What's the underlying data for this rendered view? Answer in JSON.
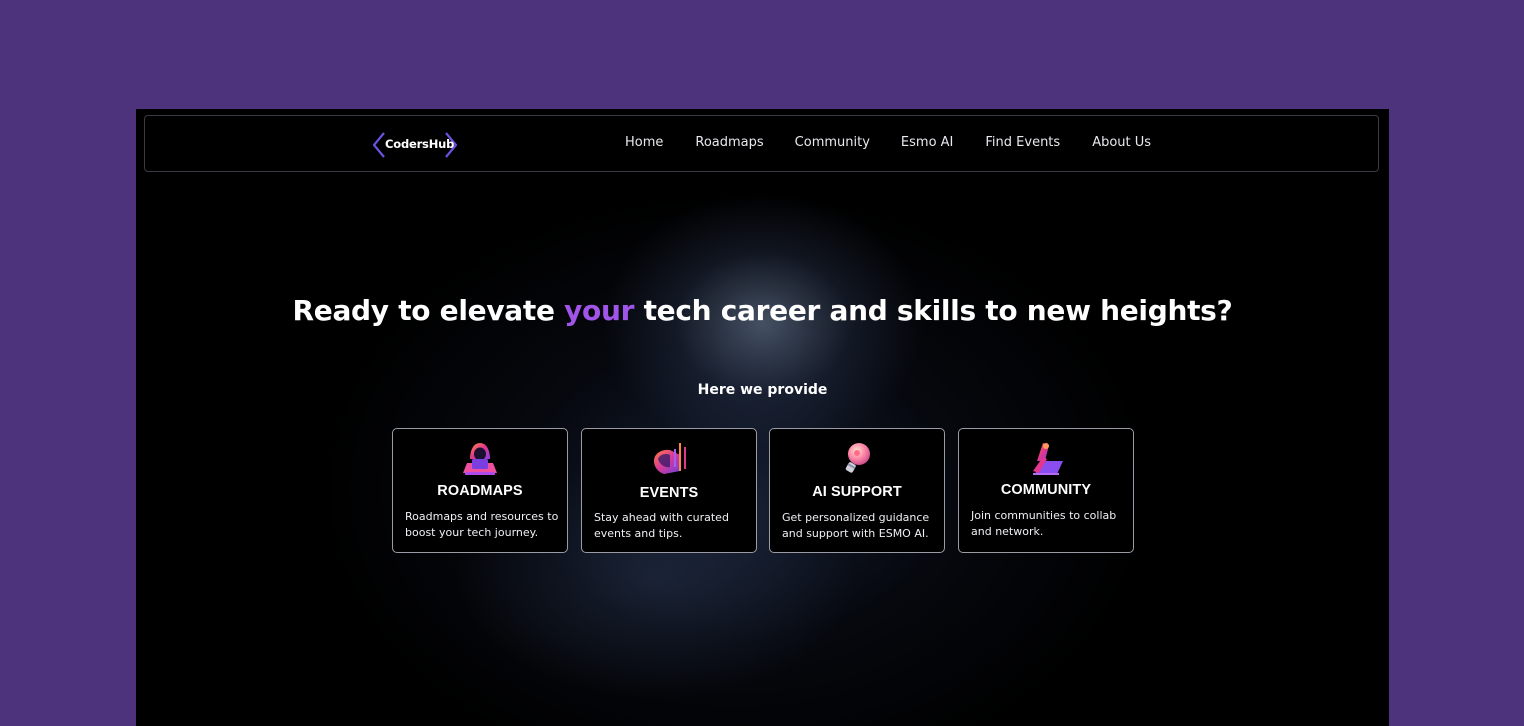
{
  "brand": {
    "name": "CodersHub",
    "accent_color": "#6b52e0"
  },
  "nav": {
    "items": [
      {
        "label": "Home"
      },
      {
        "label": "Roadmaps"
      },
      {
        "label": "Community"
      },
      {
        "label": "Esmo AI"
      },
      {
        "label": "Find Events"
      },
      {
        "label": "About Us"
      }
    ]
  },
  "hero": {
    "headline_before": "Ready to elevate ",
    "headline_accent": "your",
    "headline_after": " tech career and skills to new heights?",
    "accent_color": "#a155e8",
    "subheading": "Here we provide"
  },
  "cards": [
    {
      "icon": "hacker-laptop-icon",
      "title": "ROADMAPS",
      "description": "Roadmaps and resources to boost your tech journey."
    },
    {
      "icon": "events-chart-icon",
      "title": "EVENTS",
      "description": "Stay ahead with curated events and tips."
    },
    {
      "icon": "ai-lightbulb-icon",
      "title": "AI SUPPORT",
      "description": "Get personalized guidance and support with ESMO AI."
    },
    {
      "icon": "community-laptop-icon",
      "title": "COMMUNITY",
      "description": "Join communities to collab and network."
    }
  ],
  "colors": {
    "page_background": "#4d327c",
    "frame_background": "#000000",
    "card_border": "#9b9ba6"
  }
}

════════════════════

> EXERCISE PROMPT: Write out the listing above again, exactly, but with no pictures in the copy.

> WRITTEN RESPONSE:
What's the underlying data for this rendered view? Answer in JSON.
{
  "brand": {
    "name": "CodersHub",
    "accent_color": "#6b52e0"
  },
  "nav": {
    "items": [
      {
        "label": "Home"
      },
      {
        "label": "Roadmaps"
      },
      {
        "label": "Community"
      },
      {
        "label": "Esmo AI"
      },
      {
        "label": "Find Events"
      },
      {
        "label": "About Us"
      }
    ]
  },
  "hero": {
    "headline_before": "Ready to elevate ",
    "headline_accent": "your",
    "headline_after": " tech career and skills to new heights?",
    "accent_color": "#a155e8",
    "subheading": "Here we provide"
  },
  "cards": [
    {
      "icon": "hacker-laptop-icon",
      "title": "ROADMAPS",
      "description": "Roadmaps and resources to boost your tech journey."
    },
    {
      "icon": "events-chart-icon",
      "title": "EVENTS",
      "description": "Stay ahead with curated events and tips."
    },
    {
      "icon": "ai-lightbulb-icon",
      "title": "AI SUPPORT",
      "description": "Get personalized guidance and support with ESMO AI."
    },
    {
      "icon": "community-laptop-icon",
      "title": "COMMUNITY",
      "description": "Join communities to collab and network."
    }
  ],
  "colors": {
    "page_background": "#4d327c",
    "frame_background": "#000000",
    "card_border": "#9b9ba6"
  }
}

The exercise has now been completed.